Description of the Collection

The items in the Nebraska Stories of Humanity portal are a collection of personal artifacts from the families of the highlighted individuals, but also other items sought from disparate archives. In addition, our stakeholders, such as the Nebraska Jewish Historical Society and History Nebraska, have partnered with us to include digitized materials that reside permanently in their safekeeping. The intent is to establish a collection that provides windows of insight and opportunity for research while discovering new information in the cross-section of materials.

The Ethics of Nebraska Stories

Cautious strategizing for this educational digital portal is exercised to ensure that it does not become another example of popular technoculture (Kahn 2010), but provides unique, informative characteristics to enhance knowledge. The site should be a tool that affords a cultural understanding of the historical data and Holocaust memory. The user should engage with the site as a tool that equitably provides sustainable and dialectical interaction. Rothberg (2009) contends we must consider “how to think about the relationship between different social groups’ histories of victimization” (2) to avoid making comparisons or asserting competing suffering. Further, he considers how his concept of multidirectional memory can unite cultures bearing tragic histories in a “productive, intercultural dynamic” manner (3), rather than divide them.

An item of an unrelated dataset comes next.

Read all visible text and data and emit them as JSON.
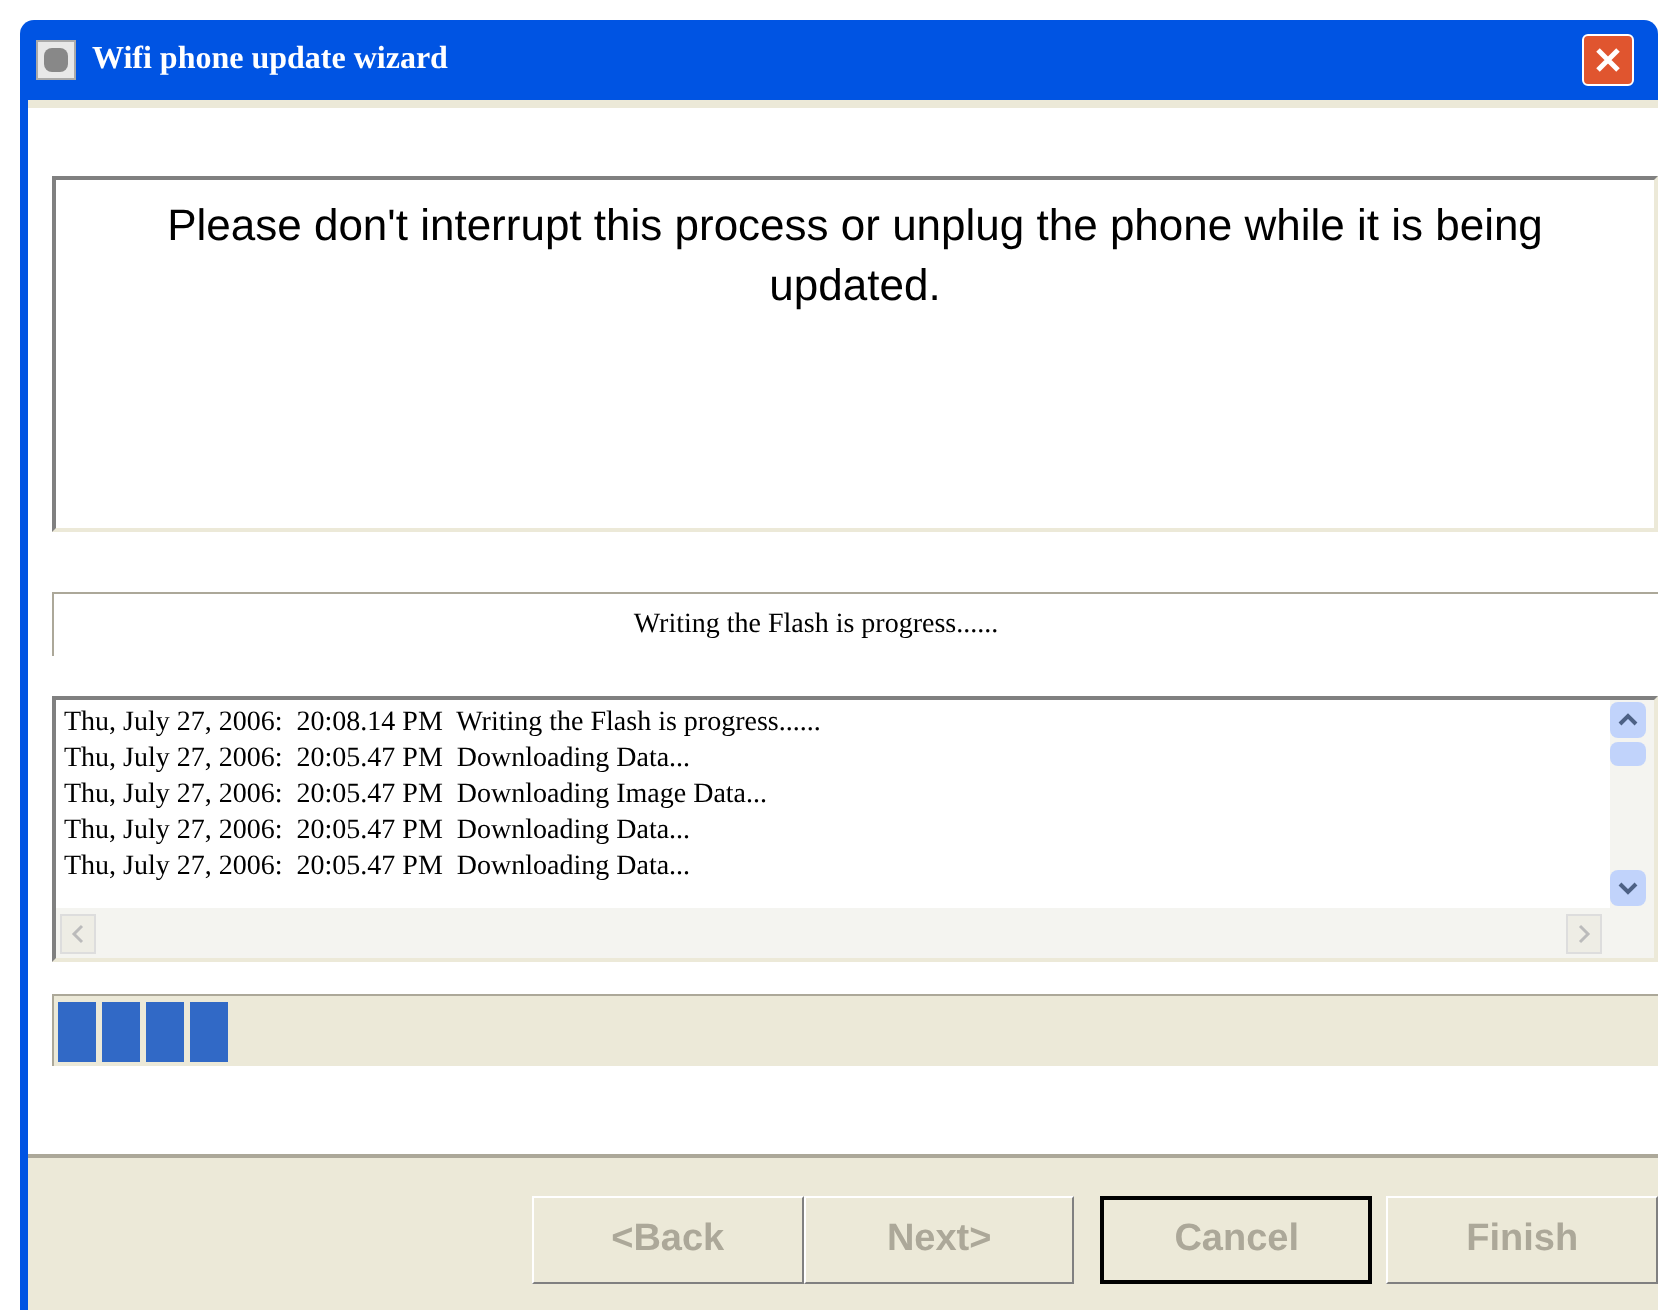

We strive not to alter historical content from its context when curating the portal’s archival and gathered data (Parks et al. 2015). The components of this framework are complex, given the personal nature of materials collected and shared.

Conditions of Use

Nebraska Stories of Humanity as a whole, as well as the texts, images, and other items contained in it, is protected under the copyright laws of the United States and the Universal Copyright Convention and licensed under a Creative Commons Attribution-NonCommercial-ShareAlike 3.0 Unported (CC BY-NC-SA 3.0) License.

Non-commercial Use

Users are allowed to distribute and adapt our work, so long as they credit Nebraska Stories of Humanity, make their work available non-commercially, and distribute their work under the same terms.

Commercial Use

Commercial use of materials in this portal is not allowed.

Permitted Uses of the Content

Nebraska Stories of Humanity does not own the rights to many of the items displayed, but instead received nonexclusive permission from the rights holders (either individual families or archival institutions). Individual items obtained from individuals or partner institutions may be used at the discretion of the rights holders. Those wishing to use these items must obtain the proper permissions from the relevant rights-holding institution as identified in the metadata section of each item.

Partner rights-holding institutions include, but are not limited to:

Comments or questions about the site should be directed to cdrh [at]


To identify Nebraska Stories of Humanity as the source of information that you are using in a paper, article, book, blog post, slide show, or other print or electronic communication medium, please include the complete title of the item, the name of the site, its URL, and the date you accessed it. Here are some examples:

APA: Nebraska Stories of Humanity. Retrieved April 21, 2022 from

Chicago/Turabian: Nebraska Stories of Humanity. (retrieved April 21, 2022).

MLA: Nebraska Stories of Humanity. 21 April 2022.

To cite a specific item:

APA: Nebraska Stories of Humanity. “Letter from Clarence Williams to Gretchen Williams, April 30, 1945.” Retrieved April 21, 2022 from

Chicago/Turabian: Nebraska Stories of Humanity. “Letter from Clarence Williams to Gretchen Williams, April 30, 1945.” (retrieved April 21, 2022).

MLA: Nebraska Stories of Humanity. “Letter from Clarence Williams to Gretchen Williams, April 30, 1945.” 21 April 2022.


Kahn, Richard. "Chapter Three: The Technopolitics of Paulo Freire and Ivan Illich: For a Collaborative Ecopedagogy." Counterpoints 359, 81–101. 2010.

Rothberg, Michael. "WEB DuBois in Warsaw: Holocaust Memory and the Color Line, 1949-1952," The Yale Journal of Criticism 14, no. 1 (Spring 2001): 169–189.

Svensson, Patrik, and David Theo Goldberg. Between Humanities and the Digital. Cambridge: MIT Press, 2015.